MOUNTAIN VIEW, CA—Reliable Robotics Corp. has completed a series of remotely operated test flights of an autonomous cargo aircraft. A remote pilot in the start-up company’s control center instructed an upgraded Cessna 208 Caravan to taxi, takeoff, maneuver over a populated region and land while communicating with nearby air traffic through the aircraft’s onboard radios.
“The flights mark a significant advancement for remotely piloted commercial aircraft in the United States,” claims Robert Rose, CEO of Reliable Robotics. “The test flights serve to advance [our] main objective of certifying the system for use on any aircraft.”
Early test flights are conducted by a remote pilot seated in the control center, while an onboard safety pilot concurrently monitors flight performance. Data and experience gathered during each flight informs future engineering decisions, supports operational design within the workspace, and helps test and improve onboard control systems. With regulatory oversight and experimental approval to fly remotely piloted aircraft, Reliable Robotics plans incremental certification with gradually increasing autonomy.
“In recent years, the aviation industry has moved to the forefront of commercial autonomous vehicle development,” explains Rose. “Governed by strict regulations, the anticipated integration of remotely piloted planes promises greater efficiencies related to time, cost and access. Once certified for commercial use, advanced aircraft automation will allow operators to meet rising cargo demands and eventually offer more convenient flight options for passengers.
“By expanding the use of small regional airports in underserved markets, major carriers will be able to open new routes and improve delivery speeds,” says Rose. “Without reliance on local crew availability, flight turnarounds will be faster.
“Pilots will no longer be limited to flying specific types of aircraft, the same routes or only one to two flights a day,” Rose points out. “Geographically distributed control centers will enable constant operation across time zones, giving remote operators the ability to fly more frequently than traditional airlines.

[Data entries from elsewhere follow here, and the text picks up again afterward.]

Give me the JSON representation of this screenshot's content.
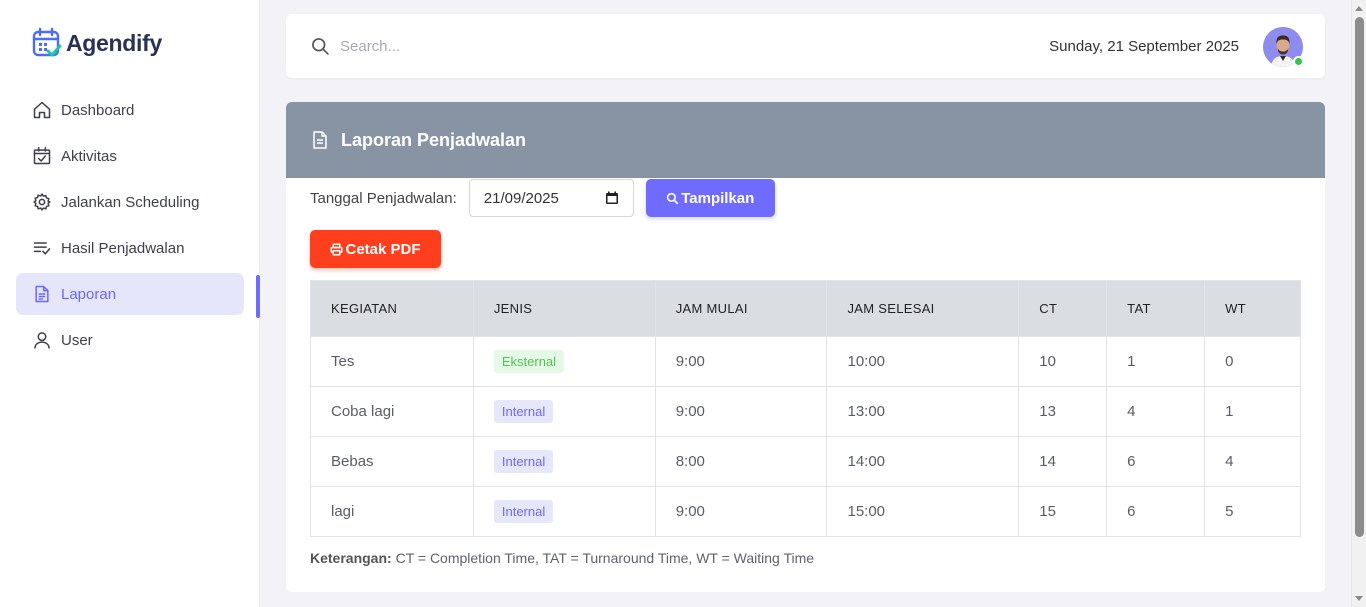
{
  "app": {
    "name": "Agendify"
  },
  "sidebar": {
    "items": [
      {
        "label": "Dashboard",
        "icon": "home-icon",
        "active": false
      },
      {
        "label": "Aktivitas",
        "icon": "calendar-check-icon",
        "active": false
      },
      {
        "label": "Jalankan Scheduling",
        "icon": "gear-icon",
        "active": false
      },
      {
        "label": "Hasil Penjadwalan",
        "icon": "list-check-icon",
        "active": false
      },
      {
        "label": "Laporan",
        "icon": "document-icon",
        "active": true
      },
      {
        "label": "User",
        "icon": "user-icon",
        "active": false
      }
    ]
  },
  "header": {
    "search_placeholder": "Search...",
    "date": "Sunday, 21 September 2025"
  },
  "report": {
    "title": "Laporan Penjadwalan",
    "filter_label": "Tanggal Penjadwalan:",
    "date_value": "21/09/2025",
    "show_label": "Tampilkan",
    "pdf_label": "Cetak PDF",
    "columns": [
      "KEGIATAN",
      "JENIS",
      "JAM MULAI",
      "JAM SELESAI",
      "CT",
      "TAT",
      "WT"
    ],
    "rows": [
      {
        "kegiatan": "Tes",
        "jenis": "Eksternal",
        "jam_mulai": "9:00",
        "jam_selesai": "10:00",
        "ct": "10",
        "tat": "1",
        "wt": "0"
      },
      {
        "kegiatan": "Coba lagi",
        "jenis": "Internal",
        "jam_mulai": "9:00",
        "jam_selesai": "13:00",
        "ct": "13",
        "tat": "4",
        "wt": "1"
      },
      {
        "kegiatan": "Bebas",
        "jenis": "Internal",
        "jam_mulai": "8:00",
        "jam_selesai": "14:00",
        "ct": "14",
        "tat": "6",
        "wt": "4"
      },
      {
        "kegiatan": "lagi",
        "jenis": "Internal",
        "jam_mulai": "9:00",
        "jam_selesai": "15:00",
        "ct": "15",
        "tat": "6",
        "wt": "5"
      }
    ],
    "note_label": "Keterangan:",
    "note_text": " CT = Completion Time, TAT = Turnaround Time, WT = Waiting Time"
  },
  "colors": {
    "accent": "#6f6bff",
    "danger": "#ff3e1d",
    "header_bg": "#8893a4",
    "badge_external": "#52c452",
    "badge_internal": "#6b68ff"
  }
}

“The demonstration from our control center highlights how our system incorporates the best of both—advanced automation and people—to improve aircraft operations,” adds Rose. “When this technology becomes commonplace, we’re going to see a far safer and more productive National Airspace System for all participants.”